double e = 2.718;
method1(e, ch); //call method1 (see code below) in some other class and
//pass our double variable and the array, ch
System.out.println( ch[4] ); //
System.out.println( e ); //
****************************
public void method1(double xxx, char myArray[])
{
xxx = 0;
myArray[4] = ‘V’;
}
.
Notice that within
that was passed, but locally renamed to
.
Similarly, the array was renamed there to
a. Notice that changing
in
does
affect the value back in
the calling code.
b. Notice that changing
the calling code.
With numeric arrays (both

and

in

change

back in

), all elements are automatically initialized to 0.

int xyz[] = new int[2000];
System.out.println( xyz[389] ); //0
The elements of a
array (and other object arrays) are
automatically initialized
and will result in a
when trying to reference an element that has not
been specifically initialized.

18-4
The

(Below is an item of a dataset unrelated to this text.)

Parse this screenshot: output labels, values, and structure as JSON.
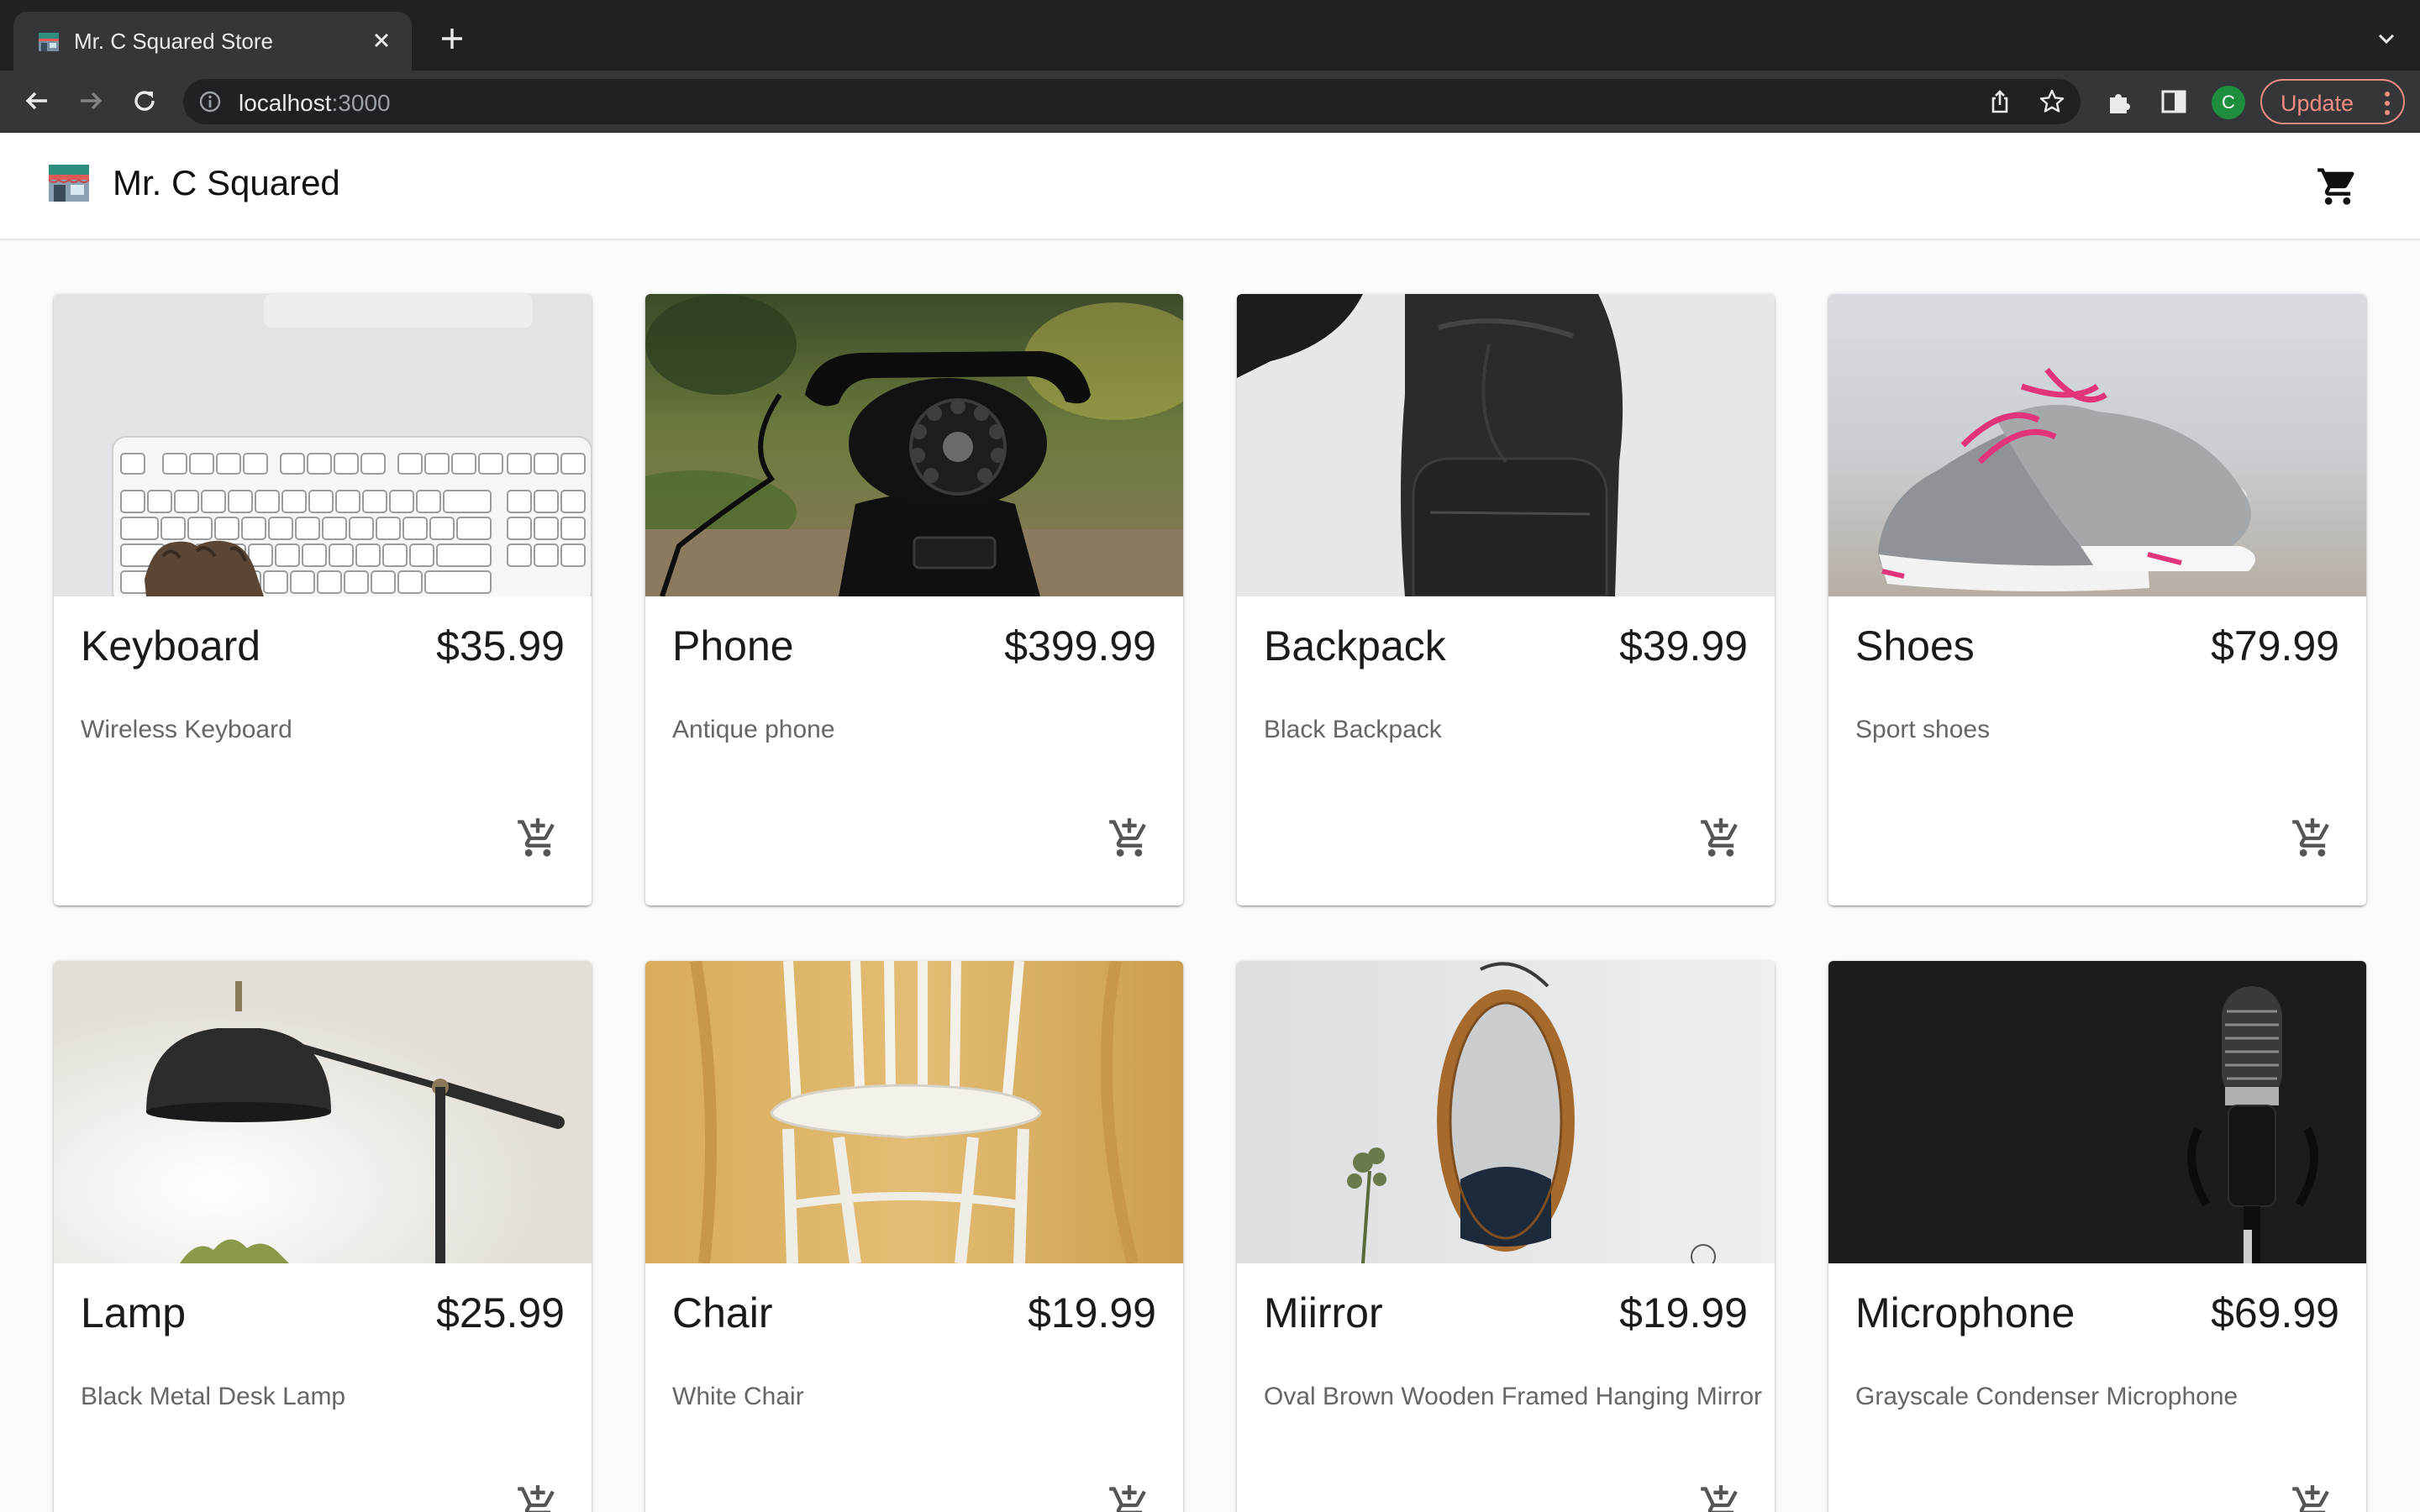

method parses the original
into the separate elements of a returned
using the rules of “regular expressions” (see Appendix AC) to determine the
parsing delimiters.
The signature for the split method is:
The following examples assume that test
array have already been declared:
String s = “Hello again”, sp[];

has been created and that the

sp = s.split(“a”); //
sp = s.split(“\s”); //

sp = s.split(“ga”); //
sp = s.split(“m”); //
sp = s.split(“e|g”); //
sp = s.split(“a|g”); //

sp = s.split(“el|ai”); //
The
method can be used to
of a specified
:
regular expression within a
. For example, consider the following
String s = “IF THE BOX IS RED IT’S THE RIGHT ONE.”
In order to count the occurrences of “THE”, use it as the regular expression with the
). The underlined portions below show
method (
the three different elements of the array into which our array is “split.”
“IF
BOX IS RED IT’S
RIGHT ONE.”
The number of elements in the array is three (
); therefore, the number of
occurrences of “THE” is
. A complication occurs if the delimiter trails
the
as in the following example:
“ENOUGH USE OF
WORD

yields the wrong answer (1). See the “Count ’em Right” project for how
to properly handle this anomaly of the
method.